EU special measures on energy crisis
Next UK PM to be known in hours
Plans for Germany’s energy levy
Credit Suisse now faces legal spat in AsiaComing up…
European ministers will discuss special measures to rein in soaring energy costs, from natural gas price caps to a suspension of power derivatives trading, as the bloc races to respond to the deepening crisis. The Czech Republic, which holds the European Union’s rotating presidency, is set to include those tools on a list of emergency intervention options to be discussed at a meeting of energy ministers on Friday. The intensifying energy crunch in Europe is putting further pressure on the euro after Russia shut off key gas taps, signaling a cold and difficult winter ahead for businesses and households. The governments of Sweden and Finland decided to create emergency backstops to help utilities struggling to trade on power markets, while Austria will cap power prices for households.
Wait Is Over
The UK will finally find out Boris Johnson’s successor as prime minister on today, after a bitter Conservative Party contest between Foreign Secretary Liz Truss and former Chancellor of the Exchequer Rishi Sunak. Truss, 47, is the bookmakers’ odds-on favorite to become the Tories’ fourth leader in just over six years and inherit a dismal economic outlook. The next PM is facing a currency near the lowest in decades, an unprecedented surge in government borrowing costs and record underperformance in domestic stocks. The result is due to be announced at 12:30 p.m. in London. The winner will take power on Tuesday after meeting with Queen Elizabeth II.
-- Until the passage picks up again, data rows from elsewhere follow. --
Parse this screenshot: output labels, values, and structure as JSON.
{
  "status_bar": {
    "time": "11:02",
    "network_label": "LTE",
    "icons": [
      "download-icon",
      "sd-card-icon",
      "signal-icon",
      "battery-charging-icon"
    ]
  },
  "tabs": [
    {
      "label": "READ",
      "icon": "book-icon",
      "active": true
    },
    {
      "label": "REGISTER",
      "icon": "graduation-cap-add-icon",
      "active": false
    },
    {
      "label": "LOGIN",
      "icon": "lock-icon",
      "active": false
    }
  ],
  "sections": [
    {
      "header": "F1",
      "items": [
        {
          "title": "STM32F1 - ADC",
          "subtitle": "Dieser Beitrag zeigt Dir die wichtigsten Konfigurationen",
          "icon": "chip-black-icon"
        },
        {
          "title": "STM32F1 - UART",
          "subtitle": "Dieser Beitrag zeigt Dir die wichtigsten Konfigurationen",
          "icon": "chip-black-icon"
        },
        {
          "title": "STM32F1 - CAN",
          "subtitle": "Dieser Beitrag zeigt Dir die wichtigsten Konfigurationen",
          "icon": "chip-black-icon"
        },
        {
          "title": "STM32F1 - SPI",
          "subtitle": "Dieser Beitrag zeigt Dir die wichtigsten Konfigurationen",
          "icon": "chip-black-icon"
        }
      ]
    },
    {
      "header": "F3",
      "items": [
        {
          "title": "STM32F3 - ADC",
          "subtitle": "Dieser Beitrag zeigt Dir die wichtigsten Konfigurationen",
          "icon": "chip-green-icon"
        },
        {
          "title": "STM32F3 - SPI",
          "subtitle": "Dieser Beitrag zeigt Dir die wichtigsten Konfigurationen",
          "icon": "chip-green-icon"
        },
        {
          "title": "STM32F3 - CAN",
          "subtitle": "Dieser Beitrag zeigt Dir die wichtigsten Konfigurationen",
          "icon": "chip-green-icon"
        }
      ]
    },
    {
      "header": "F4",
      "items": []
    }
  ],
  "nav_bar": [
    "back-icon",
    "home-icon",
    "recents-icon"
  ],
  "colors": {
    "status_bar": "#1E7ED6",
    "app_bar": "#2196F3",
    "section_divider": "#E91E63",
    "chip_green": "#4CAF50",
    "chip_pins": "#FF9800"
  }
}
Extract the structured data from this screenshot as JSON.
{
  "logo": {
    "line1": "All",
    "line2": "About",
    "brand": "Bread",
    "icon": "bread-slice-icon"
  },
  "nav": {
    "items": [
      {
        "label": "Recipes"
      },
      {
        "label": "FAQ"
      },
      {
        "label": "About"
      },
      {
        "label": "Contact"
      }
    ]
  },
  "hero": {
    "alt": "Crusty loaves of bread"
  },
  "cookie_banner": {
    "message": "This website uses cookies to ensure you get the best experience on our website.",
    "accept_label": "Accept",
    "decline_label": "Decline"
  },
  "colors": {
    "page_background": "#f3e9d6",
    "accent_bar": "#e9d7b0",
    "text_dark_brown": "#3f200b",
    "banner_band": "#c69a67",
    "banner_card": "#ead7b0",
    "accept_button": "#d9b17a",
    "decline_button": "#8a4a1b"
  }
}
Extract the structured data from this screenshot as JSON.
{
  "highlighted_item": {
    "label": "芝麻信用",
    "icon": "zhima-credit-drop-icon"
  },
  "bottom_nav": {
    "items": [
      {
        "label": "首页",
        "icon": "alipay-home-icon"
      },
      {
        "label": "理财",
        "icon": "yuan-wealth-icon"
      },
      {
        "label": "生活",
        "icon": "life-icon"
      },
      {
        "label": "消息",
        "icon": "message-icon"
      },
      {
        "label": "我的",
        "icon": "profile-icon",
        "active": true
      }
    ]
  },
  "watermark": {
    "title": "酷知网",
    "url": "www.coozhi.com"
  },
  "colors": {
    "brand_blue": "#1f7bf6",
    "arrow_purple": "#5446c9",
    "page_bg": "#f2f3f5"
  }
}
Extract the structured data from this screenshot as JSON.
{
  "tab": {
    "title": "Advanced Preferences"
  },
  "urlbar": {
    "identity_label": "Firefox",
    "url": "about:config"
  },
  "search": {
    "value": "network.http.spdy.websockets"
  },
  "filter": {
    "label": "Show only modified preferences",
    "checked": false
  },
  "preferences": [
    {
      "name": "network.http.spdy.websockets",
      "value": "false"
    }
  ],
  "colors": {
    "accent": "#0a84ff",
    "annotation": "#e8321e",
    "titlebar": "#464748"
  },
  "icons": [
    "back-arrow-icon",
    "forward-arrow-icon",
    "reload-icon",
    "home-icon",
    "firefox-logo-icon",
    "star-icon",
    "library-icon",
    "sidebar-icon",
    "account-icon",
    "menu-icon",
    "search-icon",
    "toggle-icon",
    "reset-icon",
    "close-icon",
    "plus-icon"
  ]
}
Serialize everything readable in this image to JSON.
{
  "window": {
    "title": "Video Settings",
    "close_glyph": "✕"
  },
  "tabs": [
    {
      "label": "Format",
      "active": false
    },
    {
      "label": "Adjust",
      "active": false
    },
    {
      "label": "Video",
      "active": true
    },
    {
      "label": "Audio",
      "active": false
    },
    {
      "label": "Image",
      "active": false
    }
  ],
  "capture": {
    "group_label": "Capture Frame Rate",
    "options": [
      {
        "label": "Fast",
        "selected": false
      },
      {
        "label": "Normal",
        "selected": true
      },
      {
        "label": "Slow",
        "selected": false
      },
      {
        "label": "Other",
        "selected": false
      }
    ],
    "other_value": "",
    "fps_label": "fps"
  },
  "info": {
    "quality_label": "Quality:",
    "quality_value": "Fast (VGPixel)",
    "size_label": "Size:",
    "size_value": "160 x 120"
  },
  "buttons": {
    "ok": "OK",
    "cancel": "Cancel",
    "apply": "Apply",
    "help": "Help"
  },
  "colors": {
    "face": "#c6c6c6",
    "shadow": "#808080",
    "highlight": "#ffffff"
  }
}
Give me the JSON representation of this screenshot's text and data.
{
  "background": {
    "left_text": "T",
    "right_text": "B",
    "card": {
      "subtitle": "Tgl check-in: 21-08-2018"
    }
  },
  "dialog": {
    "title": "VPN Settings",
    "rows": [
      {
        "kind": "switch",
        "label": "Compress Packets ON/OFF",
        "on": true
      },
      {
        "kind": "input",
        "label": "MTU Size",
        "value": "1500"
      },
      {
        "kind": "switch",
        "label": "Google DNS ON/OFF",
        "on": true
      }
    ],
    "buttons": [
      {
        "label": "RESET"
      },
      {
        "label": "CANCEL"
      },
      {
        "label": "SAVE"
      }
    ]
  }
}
Germany’s government expects to receive a large revenue boost by tapping windfall profits generated by energy companies if they keep benefiting from disruptions in Europe’s electricity market, Chancellor Olaf Scholz said. Germany will take in “many, many billions” of euros under the scenario and would use the revenue to help consumers hit by rampant inflation, Scholz said in an interview with broadcaster ZDF. He was also confident that Europe’s biggest economy won’t face power blackouts.
Another Fight for Credit Suisse
Credit Suisse Group’s next legal battle unfolds in Asia as a local subsidiary stands trial in Singapore accused by a billionaire client of negligence he says cost him as much as $800 million. Bidzina Ivanishvili, a Georgian tycoon who was once his country’s prime minister, is expected to testify via video link on the opening day of the trial, which comes just months after his victory in a related clash with the Swiss bank’s Bermuda life insurance unit. The dispute adds to the problems that newly appointed Chief Executive Officer Ulrich Koerner and chairman Axel Lehmann are keen to resolve as the bank reels from reputational hits in the last two years.
Europe’s deepening energy crisis has sent the region’s stock futures and the euro tumbling. OPEC+ meets to set production levels for October after Saudi Arabia flagged the possibility of a reduction. Bank of England policy maker Catherine Mann speaks at a conference. There’s a slew of PMIs from countries including Sweden, Germany and the UK. On the earnings front, it’s a quiet day with US markets closed for Labor Day.
(Source: Bloomberg Sept. 5-2022)